"A" wrote to ask what my gardening philosophy is.
Huh? I guess it's any method that successfully grows safe food for hubby and me. Nowadays it seems that people get into a particular philosophy or method and stick within its boundaries.....regardless. They get into organics and refuse to use one drop of forbidden pesticide to nip a problem in the bud. The adopt biodynamics and refuse to budge from its mandates. The grow just heirlooms and bemoan the fact that their garden isn't giving them what they want. They use an "all natural" approach and complain about the chaos and lack of production. I'm hearing about all sorts of gardening philosophies and some emailers appear to be pressuring me to adopt theirs. No, I'm too old to fall victim to peer pressure. It's not that I'm an old dog that can't learn new tricks, it's that I've observed the foibles in blindly adhering to any one philosophy. My own farming approach is diversification. I grow a bit of everything that I can. It keeps farming interesting and gives lots of opportunities to experiment. Thus this farm hosts a wide assortment of annual crops, perennials, food trees, and livestock.

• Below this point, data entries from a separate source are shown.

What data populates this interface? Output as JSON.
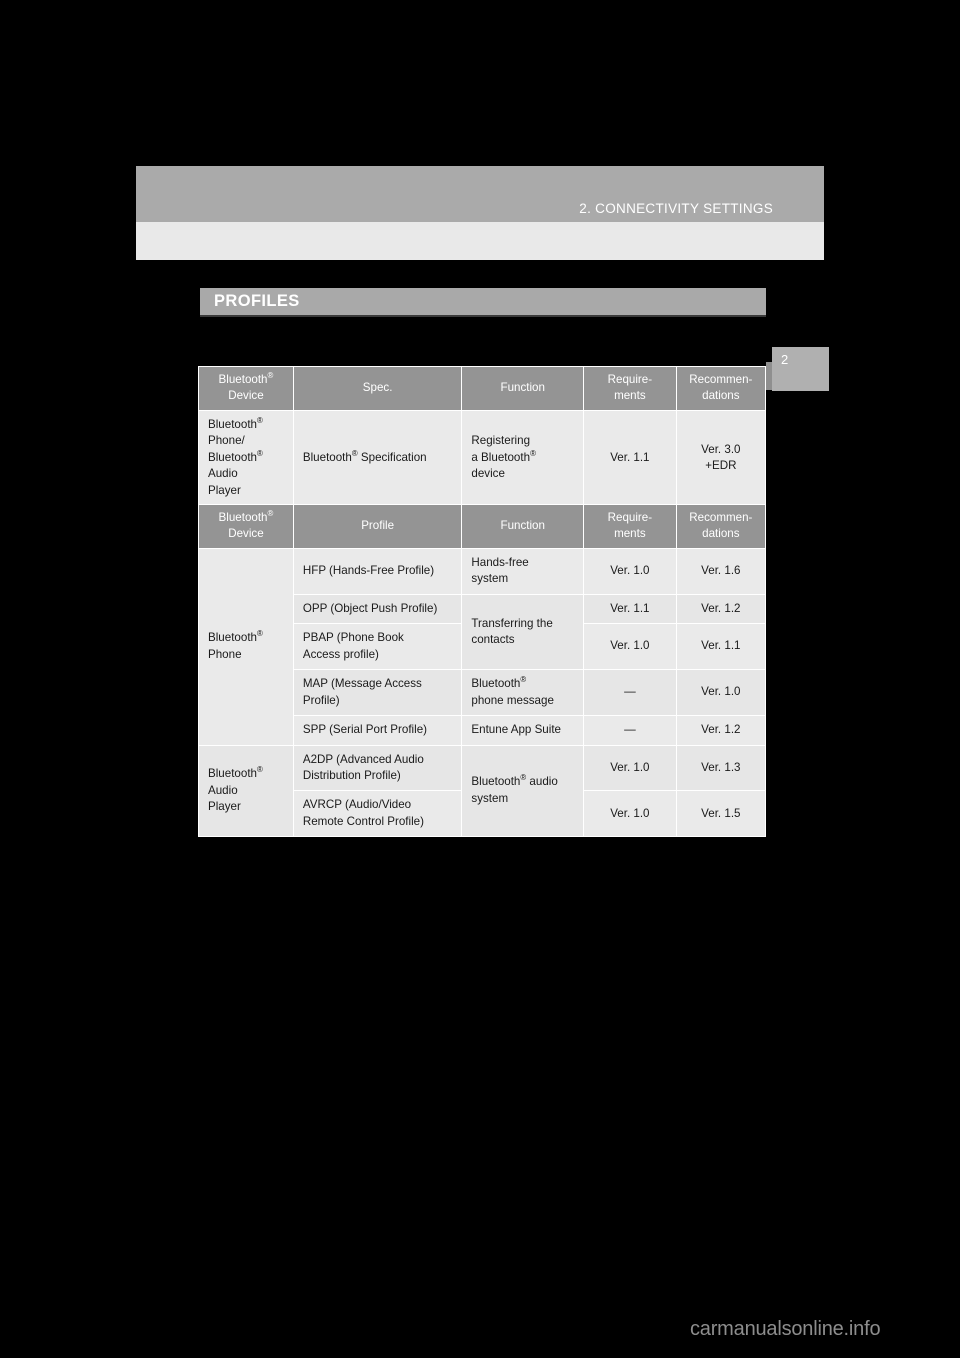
{
  "page": {
    "header_title": "2. CONNECTIVITY SETTINGS",
    "chapter_tab_number": "2",
    "section_title": "PROFILES",
    "footer_watermark": "carmanualsonline.info",
    "background_color": "#000000",
    "header_band_color": "#aaaaaa",
    "header_subband_color": "#e9e9e9",
    "section_bar_color": "#a9a9a9",
    "table_header_color": "#949494",
    "table_cell_color": "#eaeaea"
  },
  "tables": [
    {
      "id": "spec-table",
      "headers": [
        "Bluetooth® Device",
        "Spec.",
        "Function",
        "Require- ments",
        "Recommen- dations"
      ],
      "header_parts": {
        "device_line1": "Bluetooth",
        "device_sup": "®",
        "device_line2": "Device",
        "col2": "Spec.",
        "col3": "Function",
        "col4_line1": "Require-",
        "col4_line2": "ments",
        "col5_line1": "Recommen-",
        "col5_line2": "dations"
      },
      "rows": [
        {
          "device_lines": [
            "Bluetooth®",
            "Phone/",
            "Bluetooth®",
            "Audio",
            "Player"
          ],
          "spec": "Bluetooth® Specification",
          "function_lines": [
            "Registering",
            "a Bluetooth®",
            "device"
          ],
          "requirements": "Ver. 1.1",
          "recommendations_lines": [
            "Ver. 3.0",
            "+EDR"
          ]
        }
      ]
    },
    {
      "id": "profile-table",
      "header_parts": {
        "device_line1": "Bluetooth",
        "device_sup": "®",
        "device_line2": "Device",
        "col2": "Profile",
        "col3": "Function",
        "col4_line1": "Require-",
        "col4_line2": "ments",
        "col5_line1": "Recommen-",
        "col5_line2": "dations"
      },
      "device_groups": [
        {
          "label_lines": [
            "Bluetooth®",
            "Phone"
          ],
          "rowspan": 5
        },
        {
          "label_lines": [
            "Bluetooth®",
            "Audio",
            "Player"
          ],
          "rowspan": 2
        }
      ],
      "rows": [
        {
          "profile": "HFP (Hands-Free Profile)",
          "function_lines": [
            "Hands-free",
            "system"
          ],
          "function_rowspan": 1,
          "requirements": "Ver. 1.0",
          "recommendations": "Ver. 1.6"
        },
        {
          "profile": "OPP (Object Push Profile)",
          "function_lines": [
            "Transferring the",
            "contacts"
          ],
          "function_rowspan": 2,
          "requirements": "Ver. 1.1",
          "recommendations": "Ver. 1.2"
        },
        {
          "profile": "PBAP (Phone Book Access profile)",
          "profile_lines": [
            "PBAP (Phone Book",
            "Access profile)"
          ],
          "requirements": "Ver. 1.0",
          "recommendations": "Ver. 1.1"
        },
        {
          "profile": "MAP (Message Access Profile)",
          "profile_lines": [
            "MAP (Message Access",
            "Profile)"
          ],
          "function_lines": [
            "Bluetooth®",
            "phone message"
          ],
          "function_rowspan": 1,
          "requirements": "—",
          "recommendations": "Ver. 1.0"
        },
        {
          "profile": "SPP (Serial Port Profile)",
          "function_lines": [
            "Entune App Suite"
          ],
          "function_rowspan": 1,
          "requirements": "—",
          "recommendations": "Ver. 1.2"
        },
        {
          "profile": "A2DP (Advanced Audio Distribution Profile)",
          "profile_lines": [
            "A2DP (Advanced Audio",
            "Distribution Profile)"
          ],
          "function_lines": [
            "Bluetooth® audio",
            "system"
          ],
          "function_rowspan": 2,
          "requirements": "Ver. 1.0",
          "recommendations": "Ver. 1.3"
        },
        {
          "profile": "AVRCP (Audio/Video Remote Control Profile)",
          "profile_lines": [
            "AVRCP (Audio/Video",
            "Remote Control Profile)"
          ],
          "requirements": "Ver. 1.0",
          "recommendations": "Ver. 1.5"
        }
      ]
    }
  ]
}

I hear from lots of other growers and discovered that there is no one farming philosophy that should be, or is being followed. There's quite a variety of principles that guide one's own food production approach. Some people are strict followers of one philosophy while others have hybrid approaches.
When there is limited space, resources, or time, people seem to focus on one method rather than diversifing like I do. Here's some of the approaches I've learned about......
1- high calorie per effort or square foot approach. The focus is to produce things that are calorie dense -- Egg/meat production. Core crops like potatoes, sweet potatoes. These gardeners don't bother with things like lettuce and herbs.
2- everything edible approach. Focusing one low wastage crops so that you get to eat as much of what you produce as possible. These growers plant crops like lettuce, beets, cabbage, onions, etc. Chickens and rabbits compliment this approach. But crops like pumpkins and corn have too much wastage for these growers.
3- hard to buy approach. Depending upon one's area, the focus might be upon select herbs, yacon, colorful non-commercial veggies varieties (potatoes, sweet potatoes, tomatoes, beets, etc). Amaranth and edible flowers would fall into this category. If it's hard to buy in the local store, then this gardener grows those things and plans on buying basic veggies, eggs, and meats commonly available.
4- costly to buy in the stores. Select herbs, leeks, daikon, brussels sprouts, asparagus, etc. they will grow the things that they find difficult to locate in stores.
5- delicate or unique crops. Edible flowers. In my area, this group would include white pineapples. Raspberries and blackberries are too delicate to show up in some stores.
6- easy to grow, no hassle crops. I find that for me this group would include beans, potatoes, peas, assorted greens. Also bananas, pineapples, and most other tropical fruits. Each region would have a different list of foods that are simple to produce. These gardeners like having easy success.
7- space misers. Patio containers and hanging baskets types. Lots of veggies are suited for small spaces, including certain varieties of tomatoes, peas, beans, beets, etc. Some gardeners strictly grow container happy veggies.
8- like to eat. Lots of variablities in this group, all depending upon the preference of the grower. It makes sense to grow what you actually like to eat. But I like eating prime rib and carrot cake. I haven't been successfully finding seed for those. Dang.
9- storage foods. Some folks who I've chatted with place a lot of emphasis upon choosing foods that they will store through the winter. So they focus on growing beans & peas for drying, cabbages for kraut and drying. Corn and tomatoes for drying and canning. Potatoes. Pumpkins. Plus easy to preserve meats and eggs.
10- perennials. I've met folks who prefer to set up their land with just perennials. They buy the rest of their food conventionally. This limits the amount of time and effort needed to produce foods at home. Good approach for working families.
11- growing for the pollinators. Some gardeners aren't focusing upon food production. They are passionate about growing to support the area's wildlife. A totally different approach than what I'm used to, although back in NJ I used to plant flowers specifically for the hummingbirds. I do now grow various flowers for the bees, but it's not my main focus.
12- self sustaining approach. Several small gardeners that I've met grow primarily what they can propagate or save seed from. That way they garden without needing to buy seed, seedlings, or cuttings. They save their own seeds, maintain stock plants for cuttings, save potatoes to replant, etc.
13- grow things that will work around the gardener's absense. Some gardeners I know are not around their gardens for a month during the summer (or don't want to out there working during the summer heat). So what they grow revolves around that month of neglect. Spring crops fit this method well. And certain fall crops work, too. Fruiting trees and long season crops do ok with this method.